START Record excerpts

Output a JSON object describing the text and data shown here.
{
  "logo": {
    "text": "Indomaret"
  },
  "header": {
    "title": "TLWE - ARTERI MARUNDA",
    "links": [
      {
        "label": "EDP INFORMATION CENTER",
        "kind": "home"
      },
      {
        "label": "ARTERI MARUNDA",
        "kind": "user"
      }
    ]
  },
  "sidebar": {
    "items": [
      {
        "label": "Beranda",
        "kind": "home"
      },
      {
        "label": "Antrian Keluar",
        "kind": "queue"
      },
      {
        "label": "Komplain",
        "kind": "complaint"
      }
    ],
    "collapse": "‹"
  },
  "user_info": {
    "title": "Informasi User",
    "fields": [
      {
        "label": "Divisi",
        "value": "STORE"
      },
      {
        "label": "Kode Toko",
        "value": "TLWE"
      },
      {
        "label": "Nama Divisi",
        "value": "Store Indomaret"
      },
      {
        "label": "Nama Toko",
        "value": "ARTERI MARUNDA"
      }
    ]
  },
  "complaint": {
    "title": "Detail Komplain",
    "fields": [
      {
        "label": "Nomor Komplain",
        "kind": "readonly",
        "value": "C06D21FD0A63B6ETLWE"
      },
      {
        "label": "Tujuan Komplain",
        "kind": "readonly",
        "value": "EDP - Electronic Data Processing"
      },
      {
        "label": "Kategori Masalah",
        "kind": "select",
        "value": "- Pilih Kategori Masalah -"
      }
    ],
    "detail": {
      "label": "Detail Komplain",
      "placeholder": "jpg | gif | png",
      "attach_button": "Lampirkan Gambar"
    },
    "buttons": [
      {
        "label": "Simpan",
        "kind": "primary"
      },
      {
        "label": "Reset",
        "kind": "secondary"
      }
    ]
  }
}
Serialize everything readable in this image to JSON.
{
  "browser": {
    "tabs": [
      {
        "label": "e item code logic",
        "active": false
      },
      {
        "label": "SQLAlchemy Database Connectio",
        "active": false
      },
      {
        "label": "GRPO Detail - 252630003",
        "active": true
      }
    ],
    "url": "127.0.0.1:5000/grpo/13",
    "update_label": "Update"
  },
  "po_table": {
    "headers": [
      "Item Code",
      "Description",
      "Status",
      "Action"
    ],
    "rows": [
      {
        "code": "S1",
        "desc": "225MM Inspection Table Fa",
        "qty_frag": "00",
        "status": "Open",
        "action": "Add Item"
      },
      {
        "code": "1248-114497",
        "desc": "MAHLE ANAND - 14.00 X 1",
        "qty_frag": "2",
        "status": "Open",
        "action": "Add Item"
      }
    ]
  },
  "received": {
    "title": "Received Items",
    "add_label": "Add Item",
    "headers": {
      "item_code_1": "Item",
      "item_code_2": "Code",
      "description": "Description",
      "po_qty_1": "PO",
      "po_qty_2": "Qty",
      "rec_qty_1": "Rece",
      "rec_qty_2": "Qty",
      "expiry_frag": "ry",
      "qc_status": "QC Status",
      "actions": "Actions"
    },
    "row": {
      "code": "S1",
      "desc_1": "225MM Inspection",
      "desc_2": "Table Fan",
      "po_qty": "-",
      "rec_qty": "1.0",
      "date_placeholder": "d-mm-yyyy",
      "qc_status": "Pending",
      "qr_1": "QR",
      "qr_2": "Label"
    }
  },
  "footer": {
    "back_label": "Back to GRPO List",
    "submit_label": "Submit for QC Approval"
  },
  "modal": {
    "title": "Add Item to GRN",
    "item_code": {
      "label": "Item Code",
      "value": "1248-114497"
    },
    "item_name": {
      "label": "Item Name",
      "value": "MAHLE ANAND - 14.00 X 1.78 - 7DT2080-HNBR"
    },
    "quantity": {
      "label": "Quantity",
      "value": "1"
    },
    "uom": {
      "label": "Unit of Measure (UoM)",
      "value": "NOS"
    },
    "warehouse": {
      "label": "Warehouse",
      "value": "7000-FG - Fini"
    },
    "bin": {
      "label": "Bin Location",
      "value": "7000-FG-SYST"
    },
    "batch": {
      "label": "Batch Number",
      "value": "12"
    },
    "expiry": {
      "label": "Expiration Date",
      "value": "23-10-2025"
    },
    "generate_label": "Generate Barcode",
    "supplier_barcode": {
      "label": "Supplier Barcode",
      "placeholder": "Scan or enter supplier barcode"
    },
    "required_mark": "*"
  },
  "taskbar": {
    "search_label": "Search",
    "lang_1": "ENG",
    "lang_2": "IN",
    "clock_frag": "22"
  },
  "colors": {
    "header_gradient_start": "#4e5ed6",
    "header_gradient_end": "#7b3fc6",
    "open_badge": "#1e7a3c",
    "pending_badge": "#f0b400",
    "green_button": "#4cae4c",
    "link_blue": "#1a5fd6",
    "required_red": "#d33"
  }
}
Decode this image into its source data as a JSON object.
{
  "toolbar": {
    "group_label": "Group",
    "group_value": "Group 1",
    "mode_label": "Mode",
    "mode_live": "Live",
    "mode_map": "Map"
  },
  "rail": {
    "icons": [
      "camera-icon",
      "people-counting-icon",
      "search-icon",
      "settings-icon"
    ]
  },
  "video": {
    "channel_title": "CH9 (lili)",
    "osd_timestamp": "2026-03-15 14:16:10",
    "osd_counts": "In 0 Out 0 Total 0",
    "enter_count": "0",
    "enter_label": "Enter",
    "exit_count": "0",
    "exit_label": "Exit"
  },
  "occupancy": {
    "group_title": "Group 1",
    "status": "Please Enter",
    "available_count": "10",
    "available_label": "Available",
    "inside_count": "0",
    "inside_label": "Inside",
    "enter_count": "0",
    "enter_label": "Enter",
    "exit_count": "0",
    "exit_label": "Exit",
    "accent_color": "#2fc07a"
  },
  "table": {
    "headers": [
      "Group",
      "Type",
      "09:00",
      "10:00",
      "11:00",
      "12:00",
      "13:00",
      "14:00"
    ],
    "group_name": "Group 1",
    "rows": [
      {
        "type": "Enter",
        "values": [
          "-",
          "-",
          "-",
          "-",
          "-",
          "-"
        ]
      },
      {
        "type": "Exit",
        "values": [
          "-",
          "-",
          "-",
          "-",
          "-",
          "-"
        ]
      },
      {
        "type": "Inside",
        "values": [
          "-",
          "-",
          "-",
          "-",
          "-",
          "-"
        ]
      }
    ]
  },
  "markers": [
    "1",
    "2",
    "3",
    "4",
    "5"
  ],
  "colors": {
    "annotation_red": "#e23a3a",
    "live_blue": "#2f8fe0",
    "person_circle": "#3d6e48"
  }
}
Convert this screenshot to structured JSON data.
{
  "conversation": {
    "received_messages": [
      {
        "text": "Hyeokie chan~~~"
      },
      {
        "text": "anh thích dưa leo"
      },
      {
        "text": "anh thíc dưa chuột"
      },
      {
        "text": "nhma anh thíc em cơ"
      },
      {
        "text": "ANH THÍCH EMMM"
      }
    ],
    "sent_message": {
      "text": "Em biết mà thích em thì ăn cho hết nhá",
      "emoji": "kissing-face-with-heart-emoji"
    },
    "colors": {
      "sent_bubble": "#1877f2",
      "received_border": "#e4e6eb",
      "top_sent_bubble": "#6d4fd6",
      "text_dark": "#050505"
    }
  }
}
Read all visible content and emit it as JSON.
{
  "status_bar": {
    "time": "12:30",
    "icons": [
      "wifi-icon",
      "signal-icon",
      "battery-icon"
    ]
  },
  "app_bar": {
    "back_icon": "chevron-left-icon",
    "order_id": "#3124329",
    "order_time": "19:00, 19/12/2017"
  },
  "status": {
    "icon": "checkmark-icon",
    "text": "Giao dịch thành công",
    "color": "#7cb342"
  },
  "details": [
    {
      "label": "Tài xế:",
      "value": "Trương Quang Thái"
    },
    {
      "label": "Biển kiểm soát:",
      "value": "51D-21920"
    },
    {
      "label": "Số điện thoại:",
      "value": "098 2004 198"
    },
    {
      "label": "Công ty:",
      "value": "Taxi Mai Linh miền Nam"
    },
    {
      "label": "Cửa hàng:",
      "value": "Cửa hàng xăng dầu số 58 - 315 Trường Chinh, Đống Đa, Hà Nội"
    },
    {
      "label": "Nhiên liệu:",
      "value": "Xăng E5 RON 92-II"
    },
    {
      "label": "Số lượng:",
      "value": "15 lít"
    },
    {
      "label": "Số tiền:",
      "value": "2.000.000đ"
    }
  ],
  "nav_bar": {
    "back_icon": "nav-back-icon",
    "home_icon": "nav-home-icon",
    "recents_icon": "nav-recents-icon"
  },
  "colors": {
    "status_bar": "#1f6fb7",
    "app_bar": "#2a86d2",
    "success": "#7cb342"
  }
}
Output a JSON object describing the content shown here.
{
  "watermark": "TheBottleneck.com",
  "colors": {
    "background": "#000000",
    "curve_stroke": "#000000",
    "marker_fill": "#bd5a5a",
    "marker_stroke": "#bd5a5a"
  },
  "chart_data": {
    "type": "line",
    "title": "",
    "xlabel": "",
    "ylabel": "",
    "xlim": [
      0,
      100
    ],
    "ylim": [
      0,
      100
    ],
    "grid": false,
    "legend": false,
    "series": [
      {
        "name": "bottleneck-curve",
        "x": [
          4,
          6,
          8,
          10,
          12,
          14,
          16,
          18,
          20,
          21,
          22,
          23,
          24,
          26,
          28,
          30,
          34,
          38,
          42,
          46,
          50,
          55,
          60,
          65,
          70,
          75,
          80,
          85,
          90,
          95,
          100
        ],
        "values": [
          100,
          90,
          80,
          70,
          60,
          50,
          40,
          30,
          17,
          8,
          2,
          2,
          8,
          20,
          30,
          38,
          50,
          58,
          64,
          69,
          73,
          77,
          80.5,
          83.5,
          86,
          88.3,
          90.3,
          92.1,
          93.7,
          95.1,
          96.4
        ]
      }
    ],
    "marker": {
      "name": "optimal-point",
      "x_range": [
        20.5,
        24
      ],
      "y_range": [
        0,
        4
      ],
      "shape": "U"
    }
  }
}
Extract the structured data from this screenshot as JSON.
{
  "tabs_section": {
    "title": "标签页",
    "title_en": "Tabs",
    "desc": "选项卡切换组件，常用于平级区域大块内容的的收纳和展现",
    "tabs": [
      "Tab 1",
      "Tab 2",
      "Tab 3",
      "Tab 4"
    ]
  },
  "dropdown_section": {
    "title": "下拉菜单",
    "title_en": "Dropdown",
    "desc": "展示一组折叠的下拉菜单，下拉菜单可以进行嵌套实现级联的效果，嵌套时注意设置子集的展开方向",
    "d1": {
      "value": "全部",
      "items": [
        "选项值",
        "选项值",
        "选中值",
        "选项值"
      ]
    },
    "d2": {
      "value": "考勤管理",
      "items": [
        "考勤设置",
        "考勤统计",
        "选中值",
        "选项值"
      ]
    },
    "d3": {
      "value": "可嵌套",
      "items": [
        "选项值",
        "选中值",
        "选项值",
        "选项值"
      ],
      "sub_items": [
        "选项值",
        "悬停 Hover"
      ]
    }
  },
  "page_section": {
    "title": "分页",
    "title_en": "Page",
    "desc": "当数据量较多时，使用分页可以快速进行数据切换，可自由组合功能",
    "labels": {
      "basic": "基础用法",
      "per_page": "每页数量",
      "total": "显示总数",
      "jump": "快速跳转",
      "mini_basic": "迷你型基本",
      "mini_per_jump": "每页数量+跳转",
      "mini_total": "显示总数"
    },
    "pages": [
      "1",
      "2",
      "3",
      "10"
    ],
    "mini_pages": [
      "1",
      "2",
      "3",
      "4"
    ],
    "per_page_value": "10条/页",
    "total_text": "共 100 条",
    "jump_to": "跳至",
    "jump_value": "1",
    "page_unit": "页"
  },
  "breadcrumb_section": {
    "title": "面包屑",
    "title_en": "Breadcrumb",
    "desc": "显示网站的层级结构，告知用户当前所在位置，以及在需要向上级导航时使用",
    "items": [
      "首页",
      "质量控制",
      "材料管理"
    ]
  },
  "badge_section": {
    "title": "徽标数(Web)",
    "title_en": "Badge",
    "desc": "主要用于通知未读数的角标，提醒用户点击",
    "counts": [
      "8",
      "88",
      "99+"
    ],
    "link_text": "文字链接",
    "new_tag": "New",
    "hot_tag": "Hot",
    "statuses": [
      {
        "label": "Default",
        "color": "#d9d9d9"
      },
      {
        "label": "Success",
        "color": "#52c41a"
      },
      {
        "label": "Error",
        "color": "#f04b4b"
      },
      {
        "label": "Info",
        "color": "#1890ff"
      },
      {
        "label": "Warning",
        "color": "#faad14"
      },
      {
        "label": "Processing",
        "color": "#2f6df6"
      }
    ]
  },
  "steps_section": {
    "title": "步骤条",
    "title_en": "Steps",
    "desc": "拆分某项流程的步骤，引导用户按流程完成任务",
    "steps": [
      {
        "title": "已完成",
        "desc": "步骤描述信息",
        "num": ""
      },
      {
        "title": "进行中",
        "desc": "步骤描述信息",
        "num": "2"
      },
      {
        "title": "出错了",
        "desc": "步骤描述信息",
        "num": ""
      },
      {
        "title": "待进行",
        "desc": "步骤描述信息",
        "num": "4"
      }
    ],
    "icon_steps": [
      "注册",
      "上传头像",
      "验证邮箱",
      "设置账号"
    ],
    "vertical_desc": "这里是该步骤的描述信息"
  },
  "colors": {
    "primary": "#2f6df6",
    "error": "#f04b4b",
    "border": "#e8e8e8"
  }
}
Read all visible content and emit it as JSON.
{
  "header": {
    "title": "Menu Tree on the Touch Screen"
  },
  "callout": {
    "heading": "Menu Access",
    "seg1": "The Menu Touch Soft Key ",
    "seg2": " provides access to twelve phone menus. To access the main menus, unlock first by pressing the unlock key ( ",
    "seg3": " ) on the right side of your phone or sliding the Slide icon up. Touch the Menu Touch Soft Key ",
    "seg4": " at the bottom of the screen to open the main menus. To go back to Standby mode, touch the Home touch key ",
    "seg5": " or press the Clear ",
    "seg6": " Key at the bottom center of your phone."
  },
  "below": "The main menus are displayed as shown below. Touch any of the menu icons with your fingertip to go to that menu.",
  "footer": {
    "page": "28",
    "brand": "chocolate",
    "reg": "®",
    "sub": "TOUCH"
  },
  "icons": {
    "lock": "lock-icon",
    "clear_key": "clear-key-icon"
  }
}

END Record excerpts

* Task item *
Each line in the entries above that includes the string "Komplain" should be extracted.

* Solution to the exercise *
        "label": "Komplain",
    "title": "Detail Komplain",
        "label": "Nomor Komplain",
        "label": "Tujuan Komplain",
      "label": "Detail Komplain",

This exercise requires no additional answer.